The LTRO is not entirely a free lunch. It is replacing funding that has dried up, but to the extent that banks in Italy, Spain, France and Portugal use the cheap money to buy government bonds at rich yields – the Sarkozy “carry trade” – they are not lending to business, as newly bankrupt Spanair can attest…
…Yet, monetarists think Draghi is quietly pulling off a remarkable coup. “This is stealth QE: the impact is dulled because they are not making it clear what they are trying to do, but in the end it may ultimately be as powerful as QE in America and Britain,” said Lars Christensen from Danske Bank.
Tim Congdon from International Monetary Research said Mr Draghi had already boosted total credit to banks from €580bn to €832bn since early November, entirely reversing the Trichet tightening of late 2010.
This may rise to nearer €1.5 trillion this year. While it does not lead to a rise in broad money at first (just the monetary base), it is likely to feed through over coming months in complex secondary effects. “My conclusion is that the Draghi bazooka is such an aggressive example of monetary easing that Eurozone M3 growth will run at 5pc or more [annualized] in mid and late 2012.”
“I (Tim Congdon)remain sceptical about the viability of the European single currency in the long run, but the day of the execution has been postponed once again,” he said.
If Mr Draghi really is the Latin bloc’s monetarist avenger, the Germans will find out soon enough. It is Germany that will overheat, inflate, and suffer a “Latin” credit bubble as EMU’s wheel of fortune turns. Europe’s crisis will take on a whole new political turn. But that is a chapter for tomorrow.”
Needless to say I tend to agree with most things that Ambrose says (and I also find it hard to disagree with Tim). I particularly like that Ambrose mentions Hawtrey, Cassel and Fisher.

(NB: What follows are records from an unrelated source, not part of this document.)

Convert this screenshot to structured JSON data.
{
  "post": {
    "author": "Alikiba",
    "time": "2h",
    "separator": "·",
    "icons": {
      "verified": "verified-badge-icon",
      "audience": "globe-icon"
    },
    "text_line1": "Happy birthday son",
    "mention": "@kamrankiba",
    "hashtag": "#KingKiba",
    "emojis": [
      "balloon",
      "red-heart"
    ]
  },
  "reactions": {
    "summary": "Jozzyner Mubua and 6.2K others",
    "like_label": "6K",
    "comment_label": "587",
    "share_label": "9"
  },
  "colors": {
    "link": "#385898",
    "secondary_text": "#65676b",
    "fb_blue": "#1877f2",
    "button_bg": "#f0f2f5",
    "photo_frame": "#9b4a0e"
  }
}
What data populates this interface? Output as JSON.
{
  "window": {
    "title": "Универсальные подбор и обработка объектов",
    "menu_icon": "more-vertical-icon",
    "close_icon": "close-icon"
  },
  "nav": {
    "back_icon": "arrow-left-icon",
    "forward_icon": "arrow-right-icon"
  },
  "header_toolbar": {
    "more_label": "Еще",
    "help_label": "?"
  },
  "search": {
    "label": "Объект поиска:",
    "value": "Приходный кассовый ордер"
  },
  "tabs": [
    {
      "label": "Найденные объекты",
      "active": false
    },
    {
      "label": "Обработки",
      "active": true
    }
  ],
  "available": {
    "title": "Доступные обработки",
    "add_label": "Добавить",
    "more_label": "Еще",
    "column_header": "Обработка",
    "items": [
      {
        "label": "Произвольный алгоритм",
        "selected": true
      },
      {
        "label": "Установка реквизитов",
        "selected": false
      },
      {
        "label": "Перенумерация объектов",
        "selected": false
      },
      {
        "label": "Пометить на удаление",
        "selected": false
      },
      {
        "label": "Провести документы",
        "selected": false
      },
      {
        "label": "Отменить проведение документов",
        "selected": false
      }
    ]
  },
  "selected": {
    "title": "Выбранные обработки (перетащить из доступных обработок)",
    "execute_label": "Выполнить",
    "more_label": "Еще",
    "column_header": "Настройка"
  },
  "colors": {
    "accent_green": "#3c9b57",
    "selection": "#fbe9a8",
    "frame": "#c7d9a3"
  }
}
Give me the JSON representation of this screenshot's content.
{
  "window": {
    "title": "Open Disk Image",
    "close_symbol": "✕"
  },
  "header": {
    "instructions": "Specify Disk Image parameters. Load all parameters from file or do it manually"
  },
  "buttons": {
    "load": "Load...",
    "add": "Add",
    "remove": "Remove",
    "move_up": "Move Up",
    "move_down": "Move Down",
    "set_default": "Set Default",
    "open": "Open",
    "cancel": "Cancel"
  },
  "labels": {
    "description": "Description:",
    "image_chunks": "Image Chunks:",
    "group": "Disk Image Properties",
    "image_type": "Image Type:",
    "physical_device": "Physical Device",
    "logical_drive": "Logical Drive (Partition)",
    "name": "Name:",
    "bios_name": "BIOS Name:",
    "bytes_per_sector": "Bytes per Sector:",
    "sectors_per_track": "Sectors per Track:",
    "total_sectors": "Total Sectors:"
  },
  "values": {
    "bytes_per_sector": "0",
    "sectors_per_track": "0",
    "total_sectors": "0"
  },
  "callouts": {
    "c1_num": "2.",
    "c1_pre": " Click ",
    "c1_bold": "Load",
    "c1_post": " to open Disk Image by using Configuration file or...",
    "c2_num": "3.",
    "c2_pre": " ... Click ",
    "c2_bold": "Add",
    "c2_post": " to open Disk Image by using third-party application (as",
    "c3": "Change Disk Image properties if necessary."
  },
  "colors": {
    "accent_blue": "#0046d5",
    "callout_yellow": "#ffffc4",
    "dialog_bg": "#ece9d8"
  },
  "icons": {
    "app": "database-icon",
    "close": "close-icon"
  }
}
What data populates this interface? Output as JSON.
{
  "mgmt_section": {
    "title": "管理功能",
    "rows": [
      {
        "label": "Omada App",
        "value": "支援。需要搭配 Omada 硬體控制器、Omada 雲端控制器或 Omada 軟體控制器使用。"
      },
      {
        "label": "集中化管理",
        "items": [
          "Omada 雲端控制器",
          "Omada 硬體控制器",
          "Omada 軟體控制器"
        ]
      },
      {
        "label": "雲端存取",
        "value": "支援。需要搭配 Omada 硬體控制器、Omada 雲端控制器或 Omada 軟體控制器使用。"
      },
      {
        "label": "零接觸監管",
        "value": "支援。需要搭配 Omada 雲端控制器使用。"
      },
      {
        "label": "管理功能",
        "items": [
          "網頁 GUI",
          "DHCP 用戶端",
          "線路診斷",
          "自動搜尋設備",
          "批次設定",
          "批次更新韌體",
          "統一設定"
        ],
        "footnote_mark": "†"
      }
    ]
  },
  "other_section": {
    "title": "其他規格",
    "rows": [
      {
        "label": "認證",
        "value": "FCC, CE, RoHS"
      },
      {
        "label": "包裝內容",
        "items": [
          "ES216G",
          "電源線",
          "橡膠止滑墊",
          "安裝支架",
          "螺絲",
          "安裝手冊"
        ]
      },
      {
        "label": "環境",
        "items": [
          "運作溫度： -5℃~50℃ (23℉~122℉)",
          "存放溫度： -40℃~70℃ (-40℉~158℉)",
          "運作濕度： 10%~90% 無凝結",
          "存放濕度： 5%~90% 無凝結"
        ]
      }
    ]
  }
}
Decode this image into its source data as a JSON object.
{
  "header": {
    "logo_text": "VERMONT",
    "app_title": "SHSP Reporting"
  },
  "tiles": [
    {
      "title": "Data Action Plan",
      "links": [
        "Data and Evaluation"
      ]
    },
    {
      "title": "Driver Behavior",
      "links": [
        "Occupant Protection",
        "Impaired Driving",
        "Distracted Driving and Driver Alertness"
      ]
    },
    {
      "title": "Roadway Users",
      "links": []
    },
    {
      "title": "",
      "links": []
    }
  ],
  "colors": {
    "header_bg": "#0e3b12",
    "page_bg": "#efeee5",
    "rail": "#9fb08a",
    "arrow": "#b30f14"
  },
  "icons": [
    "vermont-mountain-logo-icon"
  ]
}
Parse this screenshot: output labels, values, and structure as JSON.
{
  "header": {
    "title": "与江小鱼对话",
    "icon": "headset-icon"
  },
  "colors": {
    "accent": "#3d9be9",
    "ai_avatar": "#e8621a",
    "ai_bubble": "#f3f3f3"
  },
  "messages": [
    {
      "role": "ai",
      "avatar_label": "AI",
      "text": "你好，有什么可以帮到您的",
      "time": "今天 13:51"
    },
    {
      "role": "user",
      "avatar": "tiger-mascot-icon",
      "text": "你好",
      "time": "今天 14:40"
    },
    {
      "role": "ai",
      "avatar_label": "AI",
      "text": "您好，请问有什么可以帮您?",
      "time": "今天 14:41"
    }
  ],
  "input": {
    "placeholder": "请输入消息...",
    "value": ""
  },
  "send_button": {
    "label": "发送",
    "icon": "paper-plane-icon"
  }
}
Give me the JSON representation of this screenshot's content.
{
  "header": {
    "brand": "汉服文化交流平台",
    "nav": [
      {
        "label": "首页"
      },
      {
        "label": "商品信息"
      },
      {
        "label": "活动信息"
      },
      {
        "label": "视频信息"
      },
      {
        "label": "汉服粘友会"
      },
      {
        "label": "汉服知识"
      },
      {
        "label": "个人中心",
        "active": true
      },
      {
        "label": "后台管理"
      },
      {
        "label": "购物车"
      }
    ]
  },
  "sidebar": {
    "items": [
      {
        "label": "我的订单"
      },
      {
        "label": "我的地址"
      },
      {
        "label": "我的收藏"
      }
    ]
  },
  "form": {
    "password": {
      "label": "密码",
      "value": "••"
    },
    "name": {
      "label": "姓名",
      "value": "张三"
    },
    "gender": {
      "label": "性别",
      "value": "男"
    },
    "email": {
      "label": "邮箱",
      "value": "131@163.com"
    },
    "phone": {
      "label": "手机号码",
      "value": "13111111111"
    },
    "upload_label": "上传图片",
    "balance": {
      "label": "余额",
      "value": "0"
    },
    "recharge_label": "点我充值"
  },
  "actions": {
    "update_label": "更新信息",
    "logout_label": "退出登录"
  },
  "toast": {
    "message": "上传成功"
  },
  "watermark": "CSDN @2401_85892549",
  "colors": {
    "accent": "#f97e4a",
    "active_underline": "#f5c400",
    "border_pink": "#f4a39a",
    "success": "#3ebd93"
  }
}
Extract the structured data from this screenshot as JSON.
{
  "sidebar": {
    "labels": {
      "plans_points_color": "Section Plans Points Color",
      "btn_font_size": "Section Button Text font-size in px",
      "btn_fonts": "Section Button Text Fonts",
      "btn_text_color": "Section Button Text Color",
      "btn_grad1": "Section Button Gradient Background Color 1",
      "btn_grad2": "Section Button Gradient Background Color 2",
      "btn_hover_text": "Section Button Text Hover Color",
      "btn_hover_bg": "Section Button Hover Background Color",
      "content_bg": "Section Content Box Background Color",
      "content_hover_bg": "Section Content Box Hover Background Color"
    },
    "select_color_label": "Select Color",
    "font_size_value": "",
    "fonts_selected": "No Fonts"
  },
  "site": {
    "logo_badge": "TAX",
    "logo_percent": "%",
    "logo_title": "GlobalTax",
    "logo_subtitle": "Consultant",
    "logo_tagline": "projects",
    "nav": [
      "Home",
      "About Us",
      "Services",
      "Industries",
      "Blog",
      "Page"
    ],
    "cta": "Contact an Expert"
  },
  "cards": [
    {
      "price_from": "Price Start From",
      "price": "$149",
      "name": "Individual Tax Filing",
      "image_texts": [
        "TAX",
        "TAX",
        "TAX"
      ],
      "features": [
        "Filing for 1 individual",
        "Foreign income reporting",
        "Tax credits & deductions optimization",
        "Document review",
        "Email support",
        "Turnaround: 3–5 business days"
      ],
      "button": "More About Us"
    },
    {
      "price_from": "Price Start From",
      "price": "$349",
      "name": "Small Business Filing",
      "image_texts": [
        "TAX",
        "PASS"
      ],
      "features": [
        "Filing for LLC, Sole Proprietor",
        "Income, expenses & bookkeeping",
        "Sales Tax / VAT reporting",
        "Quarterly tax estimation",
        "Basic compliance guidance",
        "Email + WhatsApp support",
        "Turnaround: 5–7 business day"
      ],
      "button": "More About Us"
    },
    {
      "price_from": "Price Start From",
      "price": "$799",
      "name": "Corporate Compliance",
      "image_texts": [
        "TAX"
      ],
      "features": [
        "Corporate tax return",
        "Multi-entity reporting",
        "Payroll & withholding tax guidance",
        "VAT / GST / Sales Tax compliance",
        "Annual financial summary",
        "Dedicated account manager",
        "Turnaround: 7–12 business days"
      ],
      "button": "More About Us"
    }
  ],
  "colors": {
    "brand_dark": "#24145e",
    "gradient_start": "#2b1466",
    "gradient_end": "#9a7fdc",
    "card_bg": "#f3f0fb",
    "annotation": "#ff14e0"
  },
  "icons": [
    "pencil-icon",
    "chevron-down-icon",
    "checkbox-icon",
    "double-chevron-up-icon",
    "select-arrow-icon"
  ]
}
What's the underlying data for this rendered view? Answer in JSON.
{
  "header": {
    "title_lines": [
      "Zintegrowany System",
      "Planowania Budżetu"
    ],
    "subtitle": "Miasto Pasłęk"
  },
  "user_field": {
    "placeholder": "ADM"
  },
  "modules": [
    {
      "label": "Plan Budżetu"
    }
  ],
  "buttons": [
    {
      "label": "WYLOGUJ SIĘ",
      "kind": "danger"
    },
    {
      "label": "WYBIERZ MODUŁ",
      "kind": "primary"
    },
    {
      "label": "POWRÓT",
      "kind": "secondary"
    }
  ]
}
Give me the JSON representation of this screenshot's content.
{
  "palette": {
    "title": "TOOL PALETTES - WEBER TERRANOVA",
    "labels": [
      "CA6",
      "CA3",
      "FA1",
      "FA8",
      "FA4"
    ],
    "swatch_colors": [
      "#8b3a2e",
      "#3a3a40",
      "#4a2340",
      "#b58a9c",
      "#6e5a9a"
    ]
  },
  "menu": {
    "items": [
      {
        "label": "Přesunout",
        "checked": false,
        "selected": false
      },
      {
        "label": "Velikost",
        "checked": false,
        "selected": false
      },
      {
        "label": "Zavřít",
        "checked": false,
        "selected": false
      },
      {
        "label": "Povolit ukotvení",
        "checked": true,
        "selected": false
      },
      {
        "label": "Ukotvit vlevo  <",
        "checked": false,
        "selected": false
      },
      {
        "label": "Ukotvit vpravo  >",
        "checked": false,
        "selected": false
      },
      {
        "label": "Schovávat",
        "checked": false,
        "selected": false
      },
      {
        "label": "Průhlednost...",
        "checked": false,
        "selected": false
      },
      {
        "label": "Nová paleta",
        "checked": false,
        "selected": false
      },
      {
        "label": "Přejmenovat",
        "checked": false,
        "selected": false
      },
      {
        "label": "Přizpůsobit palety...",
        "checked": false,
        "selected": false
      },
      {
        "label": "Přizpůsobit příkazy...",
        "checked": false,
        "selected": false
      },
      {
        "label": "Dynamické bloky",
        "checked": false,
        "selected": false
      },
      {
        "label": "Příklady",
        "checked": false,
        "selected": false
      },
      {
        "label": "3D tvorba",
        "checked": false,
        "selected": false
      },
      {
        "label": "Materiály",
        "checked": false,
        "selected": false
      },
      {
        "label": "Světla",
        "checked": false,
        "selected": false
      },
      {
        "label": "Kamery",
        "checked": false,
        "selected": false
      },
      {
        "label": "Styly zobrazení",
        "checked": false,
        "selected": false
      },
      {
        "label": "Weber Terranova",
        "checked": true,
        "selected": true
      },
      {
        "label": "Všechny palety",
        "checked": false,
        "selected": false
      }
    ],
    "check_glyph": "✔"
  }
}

Update: For those interested in my view on fiscal policy see here.